The teen years are a strategic time to cement relationships that last a lifetime. Parents can continue as the primary role models. You can make sure that your teen is instructed and discipled consistently each day with moral training and sound doctrine.

2. Cement Family Relationships
Relationships are the most important thing in family life. When teens are away from home for six-to-eight hours a day, subtle changes begin to erode relationships at home. Divided allegiance or “serving two masters” can shake their foundation. The result is weakened family ties and parental influence.

3. Provide an Excellent Learning Environment
Receiving one-on-one instruction is the most effective way to learn. At home, academics have priority, and there are no classroom distractions. Conversely, studies show that barely one third of the school day in traditional high schools is dedicated to academics.


4. Individualize Education Based on Needs
You can customize your teen’s education to provide motivating opportunities to develop gifts and abilities.

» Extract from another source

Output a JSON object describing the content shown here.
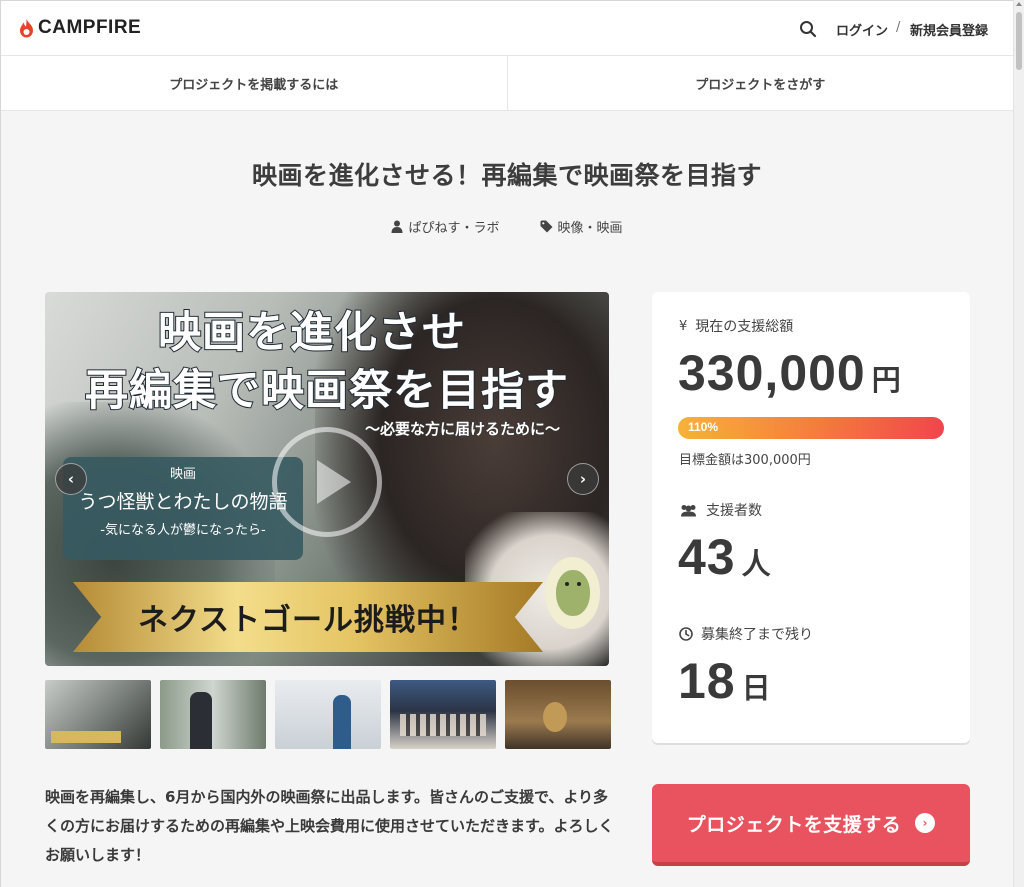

In areas of academic weakness, you can provide extra time and help. No classroom setting can offer this consistent and loving support.

5. Accelerate Academic Progress
Many homeschooled children are academically ready to do college-level work between the ages of 14 and 16. Additionally, researchers have found that age/grade isolation or segregation actually inhibits socialization. Available data demonstrates that homeschooled children are ahead of their public school counterparts in maturity, socialization, and vocabulary development.

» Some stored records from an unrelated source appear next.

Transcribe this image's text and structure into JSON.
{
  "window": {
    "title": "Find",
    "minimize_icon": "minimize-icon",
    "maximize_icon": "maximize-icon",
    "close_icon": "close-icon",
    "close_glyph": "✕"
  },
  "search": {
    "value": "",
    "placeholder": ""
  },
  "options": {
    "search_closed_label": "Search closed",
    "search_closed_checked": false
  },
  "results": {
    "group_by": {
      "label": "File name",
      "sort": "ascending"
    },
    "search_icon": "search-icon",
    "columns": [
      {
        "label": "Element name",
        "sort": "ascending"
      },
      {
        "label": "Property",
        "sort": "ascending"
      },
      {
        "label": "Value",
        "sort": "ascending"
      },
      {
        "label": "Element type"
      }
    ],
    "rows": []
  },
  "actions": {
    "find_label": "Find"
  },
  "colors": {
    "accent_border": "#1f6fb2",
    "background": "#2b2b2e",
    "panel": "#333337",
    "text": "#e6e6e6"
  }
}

6. Have Direct Influence over Peer Relationships
Homeschooling allows parents to fulfill their God-given responsibility to oversee the choices and amount of time spent outside the family. Parents can mentor their teens as they develop the important lifeskills of evaluating and choosing friends, resolving conflicts, and handling romantic relationships.
7. Protect from the Pressure to Conform
Teens feel strong pressure to compromise their standards and personal identity to conform to “the group.” Few are mature enough to withstand constant pressure.

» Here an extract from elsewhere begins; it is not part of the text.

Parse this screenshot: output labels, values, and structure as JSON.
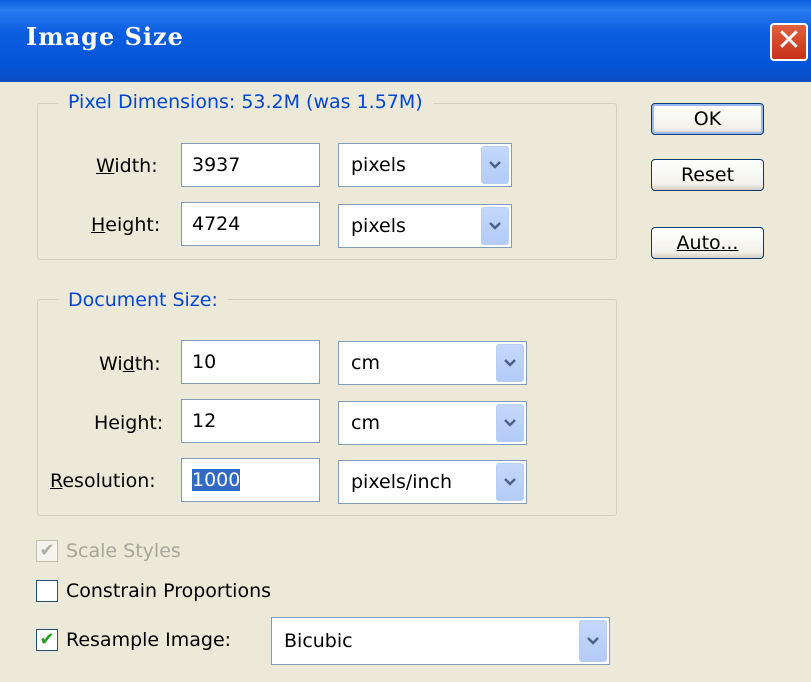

8. Maintain Flexibility
Homeschooling allows great flexibility for family plans and work or service opportunities. Through these venues, teens can gain valuable experience to help prepare them for future adult responsibilities.

9. Create a Safe Learning Environment
News headlines tell us that the presence of drugs and violence are escalating on high school campuses across the country. Homeschooling offers a safe haven for learning, and it provides more opportunity for parents to recognize and lovingly intervene if their child exhibits at-risk behavior.

10. Allow God to Show Himself Strong
2 Chronicles 16:9 says, “For the eyes of the LORD run to and fro throughout the whole earth, to show Himself strong on behalf of those whose heart is loyal to Him.” Let us look to God and trust Him as our provider during these special years.

You may also find it here:

The character trait we are currently learning is promise-keeping.  In our book Character Building Activities for Kids by Darlene Mannix, it is defined as “making a promise you can keep and then, keeping them.” 


One of the activities the girls did at the start of the week was to write down their promises to another person. Today, the fourth day of the week, I asked them to look back at what they wrote and do a self-evaluation.  Arielle promised to do her routine without being reminded (A big check mark for that!) and Kayla promised to cook chicken croquettes for the whole family (She did that too last night without my help!)

Keeping promises involves common sense.  When you make a promise, you need to look at yourself and see if your promise is realistic enough or if it is too much to do.  Also, when someone makes a promise to you, it is important to really know the person before you decide whether he or she is making a  possible, do-able promise or not.  Making promises is not just about words. It reveals the trustworthiness and more importantly, the integrity of the person.  Making promises can break a relationship or it can make a relationship work and last.  

When was the last time you made a promise to someone?  To your husband or wife?  To your kids?  To your neighbor or friend?  Did you keep your promise?  Are you a promise-keeper or a promise-breaker?  

One of the promises of God I hold dear to my heart is Jeremiah 29:11:  

For I know the plans I have for you, declares the Lord,

plans to prosper you and not to harm you,

plans to give you hope and a future.

I may not totally understand at times why things happen in my life but God has always revealed Himself as THE PROMISE-KEEPER to me.   



I’m back, after a couple of months of not blogging.  Allow me to get back to the groove with this short blog.  Weather’s been gloomy, rainy, stormy these past days.  Today, classes have been suspended (again!) but for us, these past days of “no classes” have been the most productive.  We’ve been working on our 1st quarter portfolio and the girls are just about to be done!  We’re doing an online collaborative digital portfolio and it just makes me so happy to have been able to integrate all our subjects into one project.  I can say that we are one homeschooling family with “21st century skills”.  If you want to try going digital and having less paper to file, check out Google Docs!